Get Help Now
Directory of Addiction Recovery Servicesnoun_2836noun_481858

First drug detox, then treatment, now I am ready to start my life (again)

cyclist celebrating holding bike over head

I remember sitting in the waiting room for my drug detox treatment to start and shaking like a leaf and wondering “How the hell did I get here”. I knew I was beyond hopeless at that point, but no matter how hard I thought, I could not tell when exactly I went from recreational drug user to full blown addict that would lead me to drug detox. I suppose the path to this living hell I found myself in started way back when I was a child. I was the outgoing type of kid, who would always push the envelope with everything from sports to practical jokes. If someone told me that I couldn’t do something, I tried my damn hardest to make them eat those words and think twice about what they assumed of me next time. Naturally this attitude gave me the title of class clown and landed me in detention or trouble with teachers and parents quite often.

By the time I was in high school, I knew I showed talent for most sports I tried. Cross-country, soccer, and BMX were my favorites, as they kept my mind and energy focused and my school yard antics under control. They also got me pretty popular and a regular invite to most parties and many friends. Smoking weed at first on weekend gatherings soon turned into almost every day before and after class. My thought in those carefree days was that “When you’re popular, good and bad choices don’t affect you; and since people will like me anyway, it’s only about looking cool, so I’ll just do whatever that calls for.”

With college came hot girls, parties every night, and access to a plethora of drugs to enhance all the fun. Seeing that I had barely even graduated high school, education was the last thing on my mind and I was here for the experience. Alcohol, pot, ecstasy, LSD, and whatever prescription drug I could get my hands on became my toxic concoction almost daily. I would spend my entire textbook and food money on this totally exciting lifestyle as my new friends seemingly cheered me on. The scholarship I received for cross country was soon put on hold and then totally elapsed by my haze of smoke and drugs. It wasn’t long before I blew my education and failed out of school, only to become a frequent visitor to the social scene on my former campus.

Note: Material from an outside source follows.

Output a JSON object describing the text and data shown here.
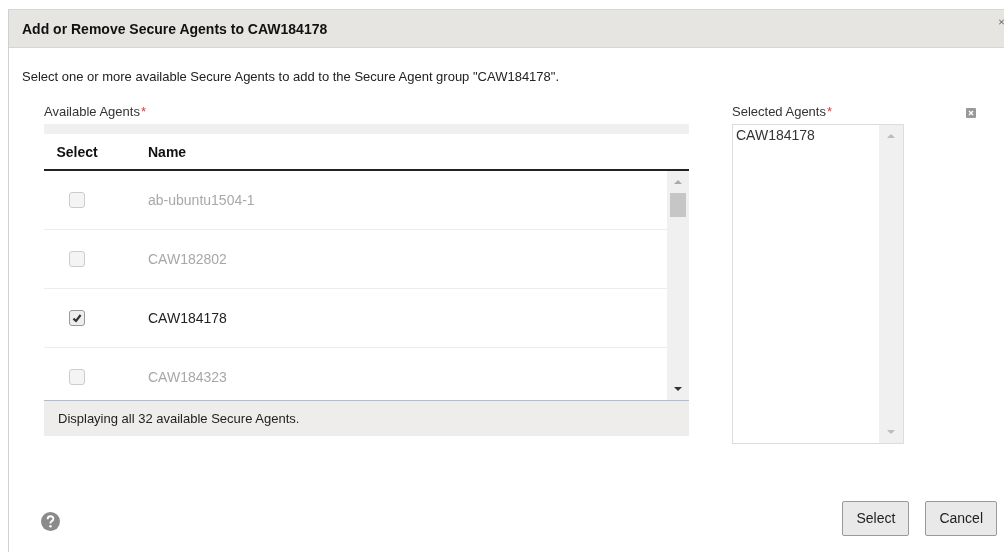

This was when the once new thrill and fun just didn’t feel the same. I realized that I was taking whatever I could get my hands on compulsively and without pleasure. Waking up in the morning and feeling sober proved too much to bear, as I felt so miserable, sick, anxious, and like an empty shell of the person I used to be. The state I was in must have pretty obvious since I had lost most of my friends by now and even family members who refused to speak to me, but my parents had found a website for a place in South Florida called Behavioral Health of the Palm Beaches for me to go for my drug detox and subsequent drug rehab treatment.

Without the help of the wonderful staff at Behavioral Health of the Palm Beaches I don’t know how I would have made it through that miserable cleanse during my drug detox treatment. Looking back on it now they really saved my life. As my mind and body slowly began to regain its original function and sense of self, I began to see the effects of my substance abuse in a light I had never realized. The staff at BHOPB explained not only the addiction process itself to me, but my own character and which personality traits were responsible for my dependence on drugs in general. Along with all the great and sympathetic people I bonded with there, I was taught how to overcome my old behavior with constructive decisions and resume my life with a focus and motivation unlike anything I had previously felt. In the seven months that have passed since my time with Behavioral Health, I have enrolled in college courses, reclaimed my athletic ability, and have been gaining a new perspective, strength, and value for my life.

Jack G.
Livingston, NJ

 

Subscribe to Syndicate